Recently I was asked by a union education representative to undertake pension workshops at one of the offices of a large financial company that has both DB and DC pension schemes. I was to give a short introductory talk followed by a ‘question and answer’ session on general pension issues.
The sessions were well attended and my presence well received. However having prepared myself for questions on the health of the pension fund, investment strategy, the strength of the sponsor and myriad others reflecting on my role as trustee, I was actually confronted with one overwhelming question from defined benefit employees; when and how can I get money out of the pension fund?
Steve Webb, the then pension minister, attracted media attention in March 2014 when he remarked in a television interview that due to the coalition governments pension reforms, he was relaxed if pensioners wanted to spend their savings on a Lamborghini.
This remark was an apparent attempt to make sexy the boring world of pensions and, though ill-advised, it succeeded for a while, making pensions newsworthy and part of the public’s consciousness.
Sadly this euphoria did not last long and the subject has once again effectively disappeared from the news, only reappearing as part of larger stories around buccaneering owners and store closures.

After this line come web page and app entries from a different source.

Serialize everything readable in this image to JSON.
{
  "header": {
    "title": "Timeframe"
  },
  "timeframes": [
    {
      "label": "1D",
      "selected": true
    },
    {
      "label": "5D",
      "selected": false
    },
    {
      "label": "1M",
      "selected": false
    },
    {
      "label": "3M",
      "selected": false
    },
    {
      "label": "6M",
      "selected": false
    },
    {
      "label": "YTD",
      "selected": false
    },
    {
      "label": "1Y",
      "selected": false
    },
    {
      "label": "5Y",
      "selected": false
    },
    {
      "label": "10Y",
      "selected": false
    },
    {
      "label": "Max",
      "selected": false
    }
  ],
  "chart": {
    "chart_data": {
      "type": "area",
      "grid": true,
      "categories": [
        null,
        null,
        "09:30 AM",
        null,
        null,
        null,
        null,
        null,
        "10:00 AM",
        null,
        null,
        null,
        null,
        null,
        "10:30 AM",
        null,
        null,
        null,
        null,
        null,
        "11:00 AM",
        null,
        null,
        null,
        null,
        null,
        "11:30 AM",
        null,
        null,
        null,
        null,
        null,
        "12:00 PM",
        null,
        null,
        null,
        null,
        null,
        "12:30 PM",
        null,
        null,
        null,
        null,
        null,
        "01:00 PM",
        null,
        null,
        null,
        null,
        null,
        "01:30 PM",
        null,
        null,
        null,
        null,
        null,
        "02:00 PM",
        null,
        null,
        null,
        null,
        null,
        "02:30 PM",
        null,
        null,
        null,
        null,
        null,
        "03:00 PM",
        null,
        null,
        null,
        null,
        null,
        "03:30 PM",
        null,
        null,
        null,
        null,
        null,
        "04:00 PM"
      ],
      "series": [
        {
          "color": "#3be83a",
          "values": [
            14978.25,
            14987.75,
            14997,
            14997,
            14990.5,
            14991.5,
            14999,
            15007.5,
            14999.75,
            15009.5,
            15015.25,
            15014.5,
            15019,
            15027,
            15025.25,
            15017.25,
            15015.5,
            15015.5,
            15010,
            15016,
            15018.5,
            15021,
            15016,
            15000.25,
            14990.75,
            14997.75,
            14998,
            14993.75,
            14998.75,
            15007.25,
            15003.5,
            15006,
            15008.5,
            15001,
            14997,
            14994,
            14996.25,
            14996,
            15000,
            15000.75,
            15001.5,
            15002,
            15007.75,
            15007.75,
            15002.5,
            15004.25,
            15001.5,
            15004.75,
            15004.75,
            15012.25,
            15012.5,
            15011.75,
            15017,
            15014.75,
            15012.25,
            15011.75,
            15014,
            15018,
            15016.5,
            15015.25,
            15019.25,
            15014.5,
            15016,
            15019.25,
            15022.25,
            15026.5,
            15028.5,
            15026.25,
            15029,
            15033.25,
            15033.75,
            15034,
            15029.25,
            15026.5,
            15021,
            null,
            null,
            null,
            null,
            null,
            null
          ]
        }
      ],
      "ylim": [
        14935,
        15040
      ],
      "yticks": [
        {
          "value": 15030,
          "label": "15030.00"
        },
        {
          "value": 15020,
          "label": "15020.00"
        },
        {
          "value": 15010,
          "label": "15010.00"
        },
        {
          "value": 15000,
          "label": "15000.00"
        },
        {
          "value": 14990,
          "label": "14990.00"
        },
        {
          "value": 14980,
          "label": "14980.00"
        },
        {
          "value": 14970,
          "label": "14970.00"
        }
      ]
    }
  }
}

However what seems to have remained in employees’ minds is the ability to withdraw their fund from a scheme, even if that scheme is a defined benefit scheme. This is reflected in the significant increase of enquiries and transfers we have within the pension fund in which I am a trustee, and I expect this is mirrored in other schemes. Although we are monitoring this position, we are not unduly concerned as transfers out reduce the liabilities of the fund.
We are though mindful of the potential for pension liberation fraud. The law, however, obliges us to make such transfers provided we make the necessary checks. When I was asked the question at the workshops I was able to go further than normal checks by asking the question; ‘why do you want to withdraw from the fund?’ The consensus seemed to be simply because it was a pot of money that they hadn’t realised they could get at. There was little or no concern as to what that would mean for their future retirement income.
The workshops had been advertised for anyone who was in any form of pension fund; disappointingly only one person came who was a member of the contributory pension fund.
Because there was only one person I effectively gave a one-to-one talk to the individual. Well into my stride I suddenly realised what I was doing – helped by the rather glazed expression on the persons face – I was doing what my daughters called, when they asked my opinion on a subject, a ‘dad lecture’!
I apologised, saying I had realised what I was doing. The individual kindly said that she had recognised what I was doing as “her dad did the same” and that he had even encouraged her to come to the workshop.
We had a better dialogue after that, discussing the many calls on her income; student loan, saving for a mortgage deposit and general living costs. Pension provision was not foremost on this list.
Many of my generation were the fortunate recipients of a final salary pension scheme; I did not have to make a choice as I was automatically placed into the scheme. One of the great decisions I never had to make. But perhaps both generations deserve more help from all of us than simply receiving a ‘dad lecture’.